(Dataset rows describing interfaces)
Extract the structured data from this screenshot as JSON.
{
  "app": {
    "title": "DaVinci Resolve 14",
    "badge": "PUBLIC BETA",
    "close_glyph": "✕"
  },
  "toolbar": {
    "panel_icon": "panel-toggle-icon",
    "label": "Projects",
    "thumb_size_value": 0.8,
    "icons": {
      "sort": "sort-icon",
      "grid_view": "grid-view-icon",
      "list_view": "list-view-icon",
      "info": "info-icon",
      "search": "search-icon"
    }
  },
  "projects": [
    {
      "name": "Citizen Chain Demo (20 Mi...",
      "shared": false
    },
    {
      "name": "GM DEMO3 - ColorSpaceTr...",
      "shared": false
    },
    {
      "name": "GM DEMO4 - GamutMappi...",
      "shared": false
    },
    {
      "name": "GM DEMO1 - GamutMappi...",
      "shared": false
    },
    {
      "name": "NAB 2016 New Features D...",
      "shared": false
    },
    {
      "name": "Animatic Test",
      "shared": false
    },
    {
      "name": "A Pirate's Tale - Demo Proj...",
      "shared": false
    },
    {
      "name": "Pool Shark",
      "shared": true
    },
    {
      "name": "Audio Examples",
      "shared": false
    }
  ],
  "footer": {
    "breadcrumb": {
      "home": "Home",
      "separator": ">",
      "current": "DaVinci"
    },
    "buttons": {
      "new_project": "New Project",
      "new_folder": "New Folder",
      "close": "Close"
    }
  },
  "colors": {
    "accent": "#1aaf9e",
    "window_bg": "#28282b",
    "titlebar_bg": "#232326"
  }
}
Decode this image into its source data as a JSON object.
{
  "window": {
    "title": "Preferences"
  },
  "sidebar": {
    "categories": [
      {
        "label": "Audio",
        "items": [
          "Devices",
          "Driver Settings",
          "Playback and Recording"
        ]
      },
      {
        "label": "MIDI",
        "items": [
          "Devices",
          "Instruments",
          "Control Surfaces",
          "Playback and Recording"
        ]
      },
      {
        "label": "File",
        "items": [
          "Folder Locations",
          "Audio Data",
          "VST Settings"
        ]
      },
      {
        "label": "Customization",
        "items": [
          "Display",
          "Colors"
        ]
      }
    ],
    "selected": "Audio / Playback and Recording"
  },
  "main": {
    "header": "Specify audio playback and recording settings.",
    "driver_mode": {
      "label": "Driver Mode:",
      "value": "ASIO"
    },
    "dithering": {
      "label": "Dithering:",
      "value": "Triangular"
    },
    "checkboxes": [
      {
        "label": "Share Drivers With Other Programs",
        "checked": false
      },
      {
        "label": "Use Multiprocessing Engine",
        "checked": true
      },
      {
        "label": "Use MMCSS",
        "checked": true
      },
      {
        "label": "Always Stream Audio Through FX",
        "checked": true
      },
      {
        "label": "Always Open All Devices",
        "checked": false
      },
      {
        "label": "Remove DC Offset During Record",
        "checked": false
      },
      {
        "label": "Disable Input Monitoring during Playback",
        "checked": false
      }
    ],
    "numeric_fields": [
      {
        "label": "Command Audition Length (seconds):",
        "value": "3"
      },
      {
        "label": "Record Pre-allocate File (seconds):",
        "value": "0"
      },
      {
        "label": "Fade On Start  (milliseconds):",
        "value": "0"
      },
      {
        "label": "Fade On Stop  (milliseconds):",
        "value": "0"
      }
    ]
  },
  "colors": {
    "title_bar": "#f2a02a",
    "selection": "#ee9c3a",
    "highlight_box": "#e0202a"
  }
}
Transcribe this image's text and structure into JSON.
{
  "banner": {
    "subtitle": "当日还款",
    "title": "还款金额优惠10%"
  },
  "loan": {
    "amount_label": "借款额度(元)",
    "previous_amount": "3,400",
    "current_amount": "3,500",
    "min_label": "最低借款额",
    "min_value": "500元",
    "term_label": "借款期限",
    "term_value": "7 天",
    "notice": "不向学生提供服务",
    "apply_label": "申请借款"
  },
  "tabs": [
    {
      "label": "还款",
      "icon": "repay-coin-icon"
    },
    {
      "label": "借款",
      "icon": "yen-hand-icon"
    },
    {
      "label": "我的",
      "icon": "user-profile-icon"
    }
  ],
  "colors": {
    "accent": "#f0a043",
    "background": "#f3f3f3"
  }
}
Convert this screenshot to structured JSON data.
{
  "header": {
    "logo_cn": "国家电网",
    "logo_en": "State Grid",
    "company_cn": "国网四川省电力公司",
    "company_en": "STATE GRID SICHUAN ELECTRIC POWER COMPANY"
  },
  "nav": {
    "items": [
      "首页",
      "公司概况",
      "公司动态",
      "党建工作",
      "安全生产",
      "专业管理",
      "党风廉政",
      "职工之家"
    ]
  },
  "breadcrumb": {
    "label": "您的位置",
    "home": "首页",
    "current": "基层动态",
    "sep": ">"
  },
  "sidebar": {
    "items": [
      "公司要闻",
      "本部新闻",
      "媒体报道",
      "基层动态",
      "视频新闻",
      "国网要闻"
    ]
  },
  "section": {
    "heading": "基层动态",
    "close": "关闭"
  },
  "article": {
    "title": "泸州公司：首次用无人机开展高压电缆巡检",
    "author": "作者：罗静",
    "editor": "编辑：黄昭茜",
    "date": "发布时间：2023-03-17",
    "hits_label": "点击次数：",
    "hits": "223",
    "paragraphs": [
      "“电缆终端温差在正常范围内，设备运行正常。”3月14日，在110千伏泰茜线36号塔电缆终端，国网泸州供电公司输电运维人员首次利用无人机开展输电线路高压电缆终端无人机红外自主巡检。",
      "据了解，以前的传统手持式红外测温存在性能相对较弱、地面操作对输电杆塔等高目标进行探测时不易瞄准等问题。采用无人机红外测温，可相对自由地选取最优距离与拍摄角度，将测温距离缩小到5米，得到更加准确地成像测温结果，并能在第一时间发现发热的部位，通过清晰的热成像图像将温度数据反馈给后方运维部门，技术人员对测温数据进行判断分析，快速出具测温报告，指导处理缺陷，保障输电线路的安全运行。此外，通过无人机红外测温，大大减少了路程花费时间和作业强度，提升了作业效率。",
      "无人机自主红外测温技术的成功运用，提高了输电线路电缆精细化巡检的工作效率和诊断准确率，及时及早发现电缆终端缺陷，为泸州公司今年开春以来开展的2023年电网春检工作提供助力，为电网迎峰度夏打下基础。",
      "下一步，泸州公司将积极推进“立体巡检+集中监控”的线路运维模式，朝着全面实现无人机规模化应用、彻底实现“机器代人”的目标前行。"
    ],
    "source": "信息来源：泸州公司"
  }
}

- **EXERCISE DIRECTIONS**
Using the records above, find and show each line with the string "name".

- **EXERCISE OUTPUT**
      "name": "Citizen Chain Demo (20 Mi...",
      "name": "GM DEMO3 - ColorSpaceTr...",
      "name": "GM DEMO4 - GamutMappi...",
      "name": "GM DEMO1 - GamutMappi...",
      "name": "NAB 2016 New Features D...",
      "name": "Animatic Test",
      "name": "A Pirate's Tale - Demo Proj...",
      "name": "Pool Shark",
      "name": "Audio Examples",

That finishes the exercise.